Data under study: Begin
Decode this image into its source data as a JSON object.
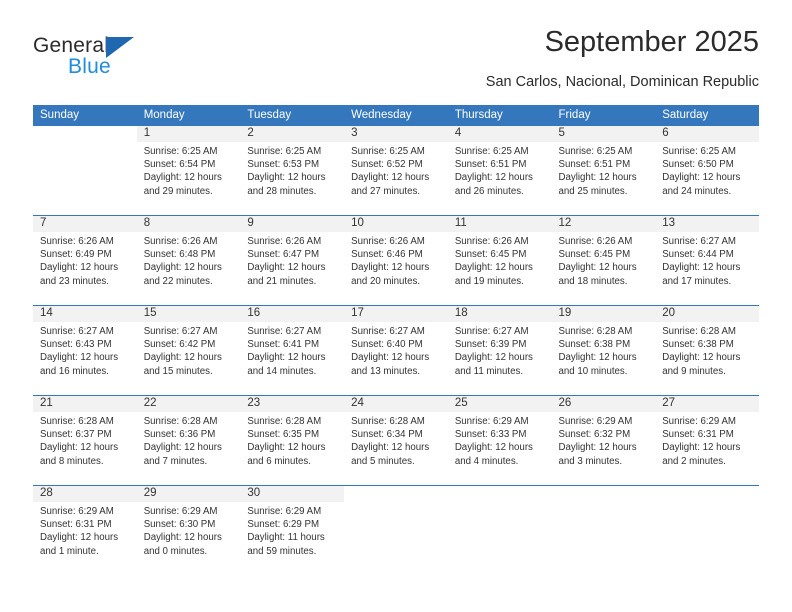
{
  "brand": {
    "name_dark": "General",
    "name_blue": "Blue",
    "triangle_color": "#1f68b0",
    "blue_color": "#1f8ddb"
  },
  "header": {
    "title": "September 2025",
    "location": "San Carlos, Nacional, Dominican Republic"
  },
  "theme": {
    "header_bar": "#3577bd",
    "day_number_band": "#f2f2f2",
    "text": "#333333"
  },
  "weekday_headers": [
    "Sunday",
    "Monday",
    "Tuesday",
    "Wednesday",
    "Thursday",
    "Friday",
    "Saturday"
  ],
  "weeks": [
    [
      {
        "day": ""
      },
      {
        "day": "1",
        "sunrise": "Sunrise: 6:25 AM",
        "sunset": "Sunset: 6:54 PM",
        "daylight1": "Daylight: 12 hours",
        "daylight2": "and 29 minutes."
      },
      {
        "day": "2",
        "sunrise": "Sunrise: 6:25 AM",
        "sunset": "Sunset: 6:53 PM",
        "daylight1": "Daylight: 12 hours",
        "daylight2": "and 28 minutes."
      },
      {
        "day": "3",
        "sunrise": "Sunrise: 6:25 AM",
        "sunset": "Sunset: 6:52 PM",
        "daylight1": "Daylight: 12 hours",
        "daylight2": "and 27 minutes."
      },
      {
        "day": "4",
        "sunrise": "Sunrise: 6:25 AM",
        "sunset": "Sunset: 6:51 PM",
        "daylight1": "Daylight: 12 hours",
        "daylight2": "and 26 minutes."
      },
      {
        "day": "5",
        "sunrise": "Sunrise: 6:25 AM",
        "sunset": "Sunset: 6:51 PM",
        "daylight1": "Daylight: 12 hours",
        "daylight2": "and 25 minutes."
      },
      {
        "day": "6",
        "sunrise": "Sunrise: 6:25 AM",
        "sunset": "Sunset: 6:50 PM",
        "daylight1": "Daylight: 12 hours",
        "daylight2": "and 24 minutes."
      }
    ],
    [
      {
        "day": "7",
        "sunrise": "Sunrise: 6:26 AM",
        "sunset": "Sunset: 6:49 PM",
        "daylight1": "Daylight: 12 hours",
        "daylight2": "and 23 minutes."
      },
      {
        "day": "8",
        "sunrise": "Sunrise: 6:26 AM",
        "sunset": "Sunset: 6:48 PM",
        "daylight1": "Daylight: 12 hours",
        "daylight2": "and 22 minutes."
      },
      {
        "day": "9",
        "sunrise": "Sunrise: 6:26 AM",
        "sunset": "Sunset: 6:47 PM",
        "daylight1": "Daylight: 12 hours",
        "daylight2": "and 21 minutes."
      },
      {
        "day": "10",
        "sunrise": "Sunrise: 6:26 AM",
        "sunset": "Sunset: 6:46 PM",
        "daylight1": "Daylight: 12 hours",
        "daylight2": "and 20 minutes."
      },
      {
        "day": "11",
        "sunrise": "Sunrise: 6:26 AM",
        "sunset": "Sunset: 6:45 PM",
        "daylight1": "Daylight: 12 hours",
        "daylight2": "and 19 minutes."
      },
      {
        "day": "12",
        "sunrise": "Sunrise: 6:26 AM",
        "sunset": "Sunset: 6:45 PM",
        "daylight1": "Daylight: 12 hours",
        "daylight2": "and 18 minutes."
      },
      {
        "day": "13",
        "sunrise": "Sunrise: 6:27 AM",
        "sunset": "Sunset: 6:44 PM",
        "daylight1": "Daylight: 12 hours",
        "daylight2": "and 17 minutes."
      }
    ],
    [
      {
        "day": "14",
        "sunrise": "Sunrise: 6:27 AM",
        "sunset": "Sunset: 6:43 PM",
        "daylight1": "Daylight: 12 hours",
        "daylight2": "and 16 minutes."
      },
      {
        "day": "15",
        "sunrise": "Sunrise: 6:27 AM",
        "sunset": "Sunset: 6:42 PM",
        "daylight1": "Daylight: 12 hours",
        "daylight2": "and 15 minutes."
      },
      {
        "day": "16",
        "sunrise": "Sunrise: 6:27 AM",
        "sunset": "Sunset: 6:41 PM",
        "daylight1": "Daylight: 12 hours",
        "daylight2": "and 14 minutes."
      },
      {
        "day": "17",
        "sunrise": "Sunrise: 6:27 AM",
        "sunset": "Sunset: 6:40 PM",
        "daylight1": "Daylight: 12 hours",
        "daylight2": "and 13 minutes."
      },
      {
        "day": "18",
        "sunrise": "Sunrise: 6:27 AM",
        "sunset": "Sunset: 6:39 PM",
        "daylight1": "Daylight: 12 hours",
        "daylight2": "and 11 minutes."
      },
      {
        "day": "19",
        "sunrise": "Sunrise: 6:28 AM",
        "sunset": "Sunset: 6:38 PM",
        "daylight1": "Daylight: 12 hours",
        "daylight2": "and 10 minutes."
      },
      {
        "day": "20",
        "sunrise": "Sunrise: 6:28 AM",
        "sunset": "Sunset: 6:38 PM",
        "daylight1": "Daylight: 12 hours",
        "daylight2": "and 9 minutes."
      }
    ],
    [
      {
        "day": "21",
        "sunrise": "Sunrise: 6:28 AM",
        "sunset": "Sunset: 6:37 PM",
        "daylight1": "Daylight: 12 hours",
        "daylight2": "and 8 minutes."
      },
      {
        "day": "22",
        "sunrise": "Sunrise: 6:28 AM",
        "sunset": "Sunset: 6:36 PM",
        "daylight1": "Daylight: 12 hours",
        "daylight2": "and 7 minutes."
      },
      {
        "day": "23",
        "sunrise": "Sunrise: 6:28 AM",
        "sunset": "Sunset: 6:35 PM",
        "daylight1": "Daylight: 12 hours",
        "daylight2": "and 6 minutes."
      },
      {
        "day": "24",
        "sunrise": "Sunrise: 6:28 AM",
        "sunset": "Sunset: 6:34 PM",
        "daylight1": "Daylight: 12 hours",
        "daylight2": "and 5 minutes."
      },
      {
        "day": "25",
        "sunrise": "Sunrise: 6:29 AM",
        "sunset": "Sunset: 6:33 PM",
        "daylight1": "Daylight: 12 hours",
        "daylight2": "and 4 minutes."
      },
      {
        "day": "26",
        "sunrise": "Sunrise: 6:29 AM",
        "sunset": "Sunset: 6:32 PM",
        "daylight1": "Daylight: 12 hours",
        "daylight2": "and 3 minutes."
      },
      {
        "day": "27",
        "sunrise": "Sunrise: 6:29 AM",
        "sunset": "Sunset: 6:31 PM",
        "daylight1": "Daylight: 12 hours",
        "daylight2": "and 2 minutes."
      }
    ],
    [
      {
        "day": "28",
        "sunrise": "Sunrise: 6:29 AM",
        "sunset": "Sunset: 6:31 PM",
        "daylight1": "Daylight: 12 hours",
        "daylight2": "and 1 minute."
      },
      {
        "day": "29",
        "sunrise": "Sunrise: 6:29 AM",
        "sunset": "Sunset: 6:30 PM",
        "daylight1": "Daylight: 12 hours",
        "daylight2": "and 0 minutes."
      },
      {
        "day": "30",
        "sunrise": "Sunrise: 6:29 AM",
        "sunset": "Sunset: 6:29 PM",
        "daylight1": "Daylight: 11 hours",
        "daylight2": "and 59 minutes."
      },
      {
        "day": ""
      },
      {
        "day": ""
      },
      {
        "day": ""
      },
      {
        "day": ""
      }
    ]
  ]
}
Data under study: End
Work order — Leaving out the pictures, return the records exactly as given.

Answer to this exercise —
Decode this image into its source data as a JSON object.
{
  "brand": {
    "name_dark": "General",
    "name_blue": "Blue",
    "triangle_color": "#1f68b0",
    "blue_color": "#1f8ddb"
  },
  "header": {
    "title": "September 2025",
    "location": "San Carlos, Nacional, Dominican Republic"
  },
  "theme": {
    "header_bar": "#3577bd",
    "day_number_band": "#f2f2f2",
    "text": "#333333"
  },
  "weekday_headers": [
    "Sunday",
    "Monday",
    "Tuesday",
    "Wednesday",
    "Thursday",
    "Friday",
    "Saturday"
  ],
  "weeks": [
    [
      {
        "day": ""
      },
      {
        "day": "1",
        "sunrise": "Sunrise: 6:25 AM",
        "sunset": "Sunset: 6:54 PM",
        "daylight1": "Daylight: 12 hours",
        "daylight2": "and 29 minutes."
      },
      {
        "day": "2",
        "sunrise": "Sunrise: 6:25 AM",
        "sunset": "Sunset: 6:53 PM",
        "daylight1": "Daylight: 12 hours",
        "daylight2": "and 28 minutes."
      },
      {
        "day": "3",
        "sunrise": "Sunrise: 6:25 AM",
        "sunset": "Sunset: 6:52 PM",
        "daylight1": "Daylight: 12 hours",
        "daylight2": "and 27 minutes."
      },
      {
        "day": "4",
        "sunrise": "Sunrise: 6:25 AM",
        "sunset": "Sunset: 6:51 PM",
        "daylight1": "Daylight: 12 hours",
        "daylight2": "and 26 minutes."
      },
      {
        "day": "5",
        "sunrise": "Sunrise: 6:25 AM",
        "sunset": "Sunset: 6:51 PM",
        "daylight1": "Daylight: 12 hours",
        "daylight2": "and 25 minutes."
      },
      {
        "day": "6",
        "sunrise": "Sunrise: 6:25 AM",
        "sunset": "Sunset: 6:50 PM",
        "daylight1": "Daylight: 12 hours",
        "daylight2": "and 24 minutes."
      }
    ],
    [
      {
        "day": "7",
        "sunrise": "Sunrise: 6:26 AM",
        "sunset": "Sunset: 6:49 PM",
        "daylight1": "Daylight: 12 hours",
        "daylight2": "and 23 minutes."
      },
      {
        "day": "8",
        "sunrise": "Sunrise: 6:26 AM",
        "sunset": "Sunset: 6:48 PM",
        "daylight1": "Daylight: 12 hours",
        "daylight2": "and 22 minutes."
      },
      {
        "day": "9",
        "sunrise": "Sunrise: 6:26 AM",
        "sunset": "Sunset: 6:47 PM",
        "daylight1": "Daylight: 12 hours",
        "daylight2": "and 21 minutes."
      },
      {
        "day": "10",
        "sunrise": "Sunrise: 6:26 AM",
        "sunset": "Sunset: 6:46 PM",
        "daylight1": "Daylight: 12 hours",
        "daylight2": "and 20 minutes."
      },
      {
        "day": "11",
        "sunrise": "Sunrise: 6:26 AM",
        "sunset": "Sunset: 6:45 PM",
        "daylight1": "Daylight: 12 hours",
        "daylight2": "and 19 minutes."
      },
      {
        "day": "12",
        "sunrise": "Sunrise: 6:26 AM",
        "sunset": "Sunset: 6:45 PM",
        "daylight1": "Daylight: 12 hours",
        "daylight2": "and 18 minutes."
      },
      {
        "day": "13",
        "sunrise": "Sunrise: 6:27 AM",
        "sunset": "Sunset: 6:44 PM",
        "daylight1": "Daylight: 12 hours",
        "daylight2": "and 17 minutes."
      }
    ],
    [
      {
        "day": "14",
        "sunrise": "Sunrise: 6:27 AM",
        "sunset": "Sunset: 6:43 PM",
        "daylight1": "Daylight: 12 hours",
        "daylight2": "and 16 minutes."
      },
      {
        "day": "15",
        "sunrise": "Sunrise: 6:27 AM",
        "sunset": "Sunset: 6:42 PM",
        "daylight1": "Daylight: 12 hours",
        "daylight2": "and 15 minutes."
      },
      {
        "day": "16",
        "sunrise": "Sunrise: 6:27 AM",
        "sunset": "Sunset: 6:41 PM",
        "daylight1": "Daylight: 12 hours",
        "daylight2": "and 14 minutes."
      },
      {
        "day": "17",
        "sunrise": "Sunrise: 6:27 AM",
        "sunset": "Sunset: 6:40 PM",
        "daylight1": "Daylight: 12 hours",
        "daylight2": "and 13 minutes."
      },
      {
        "day": "18",
        "sunrise": "Sunrise: 6:27 AM",
        "sunset": "Sunset: 6:39 PM",
        "daylight1": "Daylight: 12 hours",
        "daylight2": "and 11 minutes."
      },
      {
        "day": "19",
        "sunrise": "Sunrise: 6:28 AM",
        "sunset": "Sunset: 6:38 PM",
        "daylight1": "Daylight: 12 hours",
        "daylight2": "and 10 minutes."
      },
      {
        "day": "20",
        "sunrise": "Sunrise: 6:28 AM",
        "sunset": "Sunset: 6:38 PM",
        "daylight1": "Daylight: 12 hours",
        "daylight2": "and 9 minutes."
      }
    ],
    [
      {
        "day": "21",
        "sunrise": "Sunrise: 6:28 AM",
        "sunset": "Sunset: 6:37 PM",
        "daylight1": "Daylight: 12 hours",
        "daylight2": "and 8 minutes."
      },
      {
        "day": "22",
        "sunrise": "Sunrise: 6:28 AM",
        "sunset": "Sunset: 6:36 PM",
        "daylight1": "Daylight: 12 hours",
        "daylight2": "and 7 minutes."
      },
      {
        "day": "23",
        "sunrise": "Sunrise: 6:28 AM",
        "sunset": "Sunset: 6:35 PM",
        "daylight1": "Daylight: 12 hours",
        "daylight2": "and 6 minutes."
      },
      {
        "day": "24",
        "sunrise": "Sunrise: 6:28 AM",
        "sunset": "Sunset: 6:34 PM",
        "daylight1": "Daylight: 12 hours",
        "daylight2": "and 5 minutes."
      },
      {
        "day": "25",
        "sunrise": "Sunrise: 6:29 AM",
        "sunset": "Sunset: 6:33 PM",
        "daylight1": "Daylight: 12 hours",
        "daylight2": "and 4 minutes."
      },
      {
        "day": "26",
        "sunrise": "Sunrise: 6:29 AM",
        "sunset": "Sunset: 6:32 PM",
        "daylight1": "Daylight: 12 hours",
        "daylight2": "and 3 minutes."
      },
      {
        "day": "27",
        "sunrise": "Sunrise: 6:29 AM",
        "sunset": "Sunset: 6:31 PM",
        "daylight1": "Daylight: 12 hours",
        "daylight2": "and 2 minutes."
      }
    ],
    [
      {
        "day": "28",
        "sunrise": "Sunrise: 6:29 AM",
        "sunset": "Sunset: 6:31 PM",
        "daylight1": "Daylight: 12 hours",
        "daylight2": "and 1 minute."
      },
      {
        "day": "29",
        "sunrise": "Sunrise: 6:29 AM",
        "sunset": "Sunset: 6:30 PM",
        "daylight1": "Daylight: 12 hours",
        "daylight2": "and 0 minutes."
      },
      {
        "day": "30",
        "sunrise": "Sunrise: 6:29 AM",
        "sunset": "Sunset: 6:29 PM",
        "daylight1": "Daylight: 11 hours",
        "daylight2": "and 59 minutes."
      },
      {
        "day": ""
      },
      {
        "day": ""
      },
      {
        "day": ""
      },
      {
        "day": ""
      }
    ]
  ]
}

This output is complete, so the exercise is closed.